Food has no religion, Zomato CEO tells Islamophobic customer
In yet another incident of religious bigotry, a Twitter user complained to Zomato about a non-Hindu rider delivering his order. The customer canceled an order he had placed because the Food was being delivered by a "Muslim fellow" and complained about not receiving a refund. Zomato's response to the complaint is now winning hearts across the internet. Here's what happened.
'They allocated a non-Hindu rider for my food'
On Tuesday, the man, Amit Shukla, tweeted, "Just canceled an order on @ZomatoIN they allocated a non-Hindu rider for my food they said they can't change rider and can't refund on cancellation." Shukla added, "I said you can't force me to take delivery I don't want don't refund just cancel." He also said he is deleting the app and seeking legal recourse.
Here is Shukla's Twitter thread reporting the complaint
Shukla was criticized, even by Zomato
Although many supported Shukla, given that the tweet has 2.5k likes at the time of writing this report, others condemned his complaint. "Shame on you, moron. Shame on you. You're a blot on Hindus," wrote a Twitter user. As the tweet gained more and more reactions, Zomato also responded saying, "Food doesn't have a religion. It is a religion."
Check out Zomato's tweet below
Zomato founder and CEO celebrated company's response
'My next 5 orders from you,' tweets another
Others accused Zomato of hypocrisy because they serve 'halal'
On the other side, there were a few who raised the concerns of Zomato catering to 'halal' needs, but dismissing a customer preferring a delivery person of a certain religion. However, while one is a moral imperative that a religious individual must comply with, the other stems from a place of prejudice against a community.
Shukla's behavior shares ideology with untouchability
This puritanical behavior, if you delve into the root of it, is very much in line with the same thinking that fosters untouchability—something we claim doesn't exist anymore. But in little ways, such as not using washed utensils that once served non-vegetarian food as it's not "pure vegetarian", some of us have attached it to our understanding of religion and tradition.
Questioning tradition key in ridding India of prejudice

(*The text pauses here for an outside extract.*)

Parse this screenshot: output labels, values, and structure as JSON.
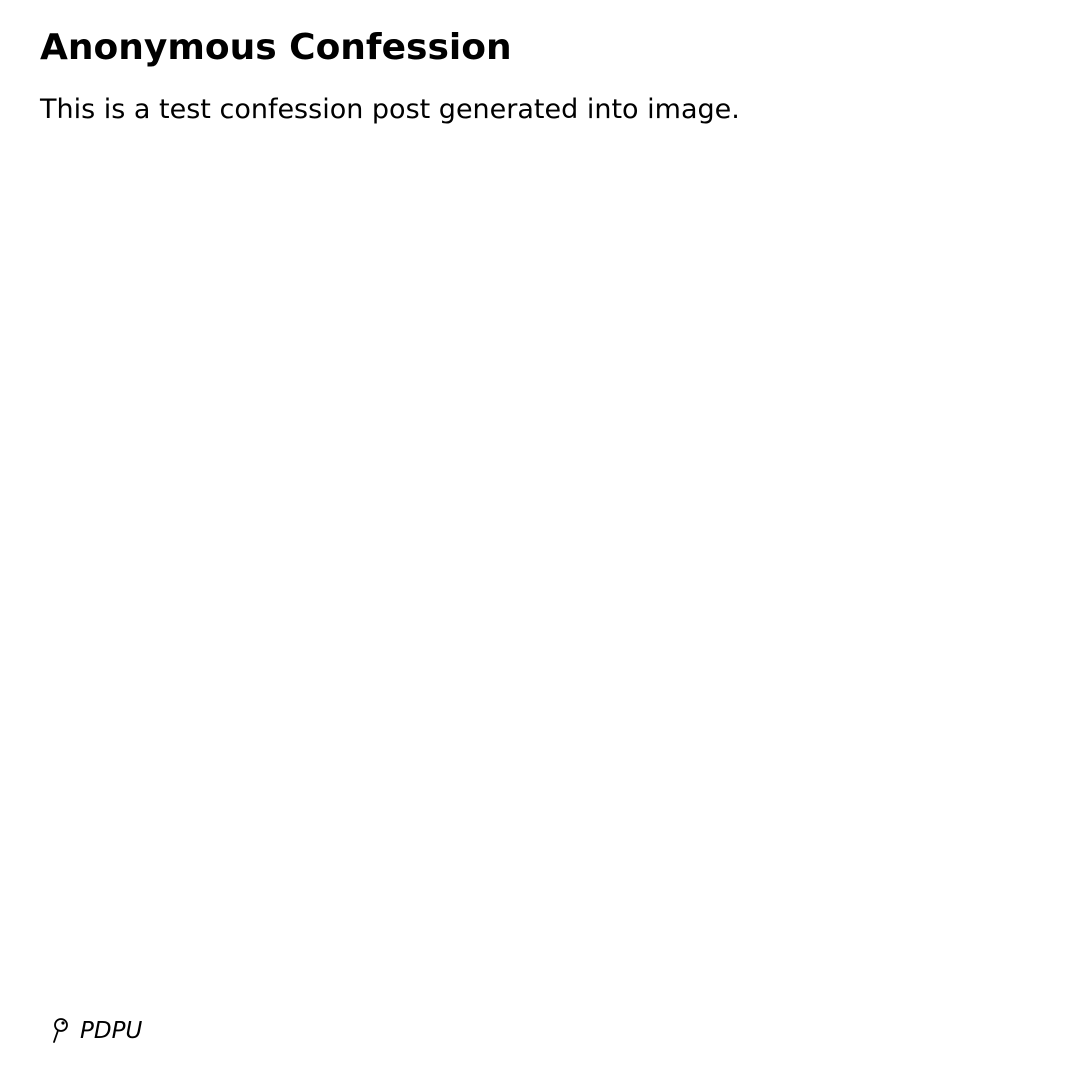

As we hope to jettison hatred and prejudice, we must also question, with unclouded eyes, our own oral history, written/spoken by the very people who once held these discriminatory beliefs. After all, its stagnant water that putrefies. And society is no different.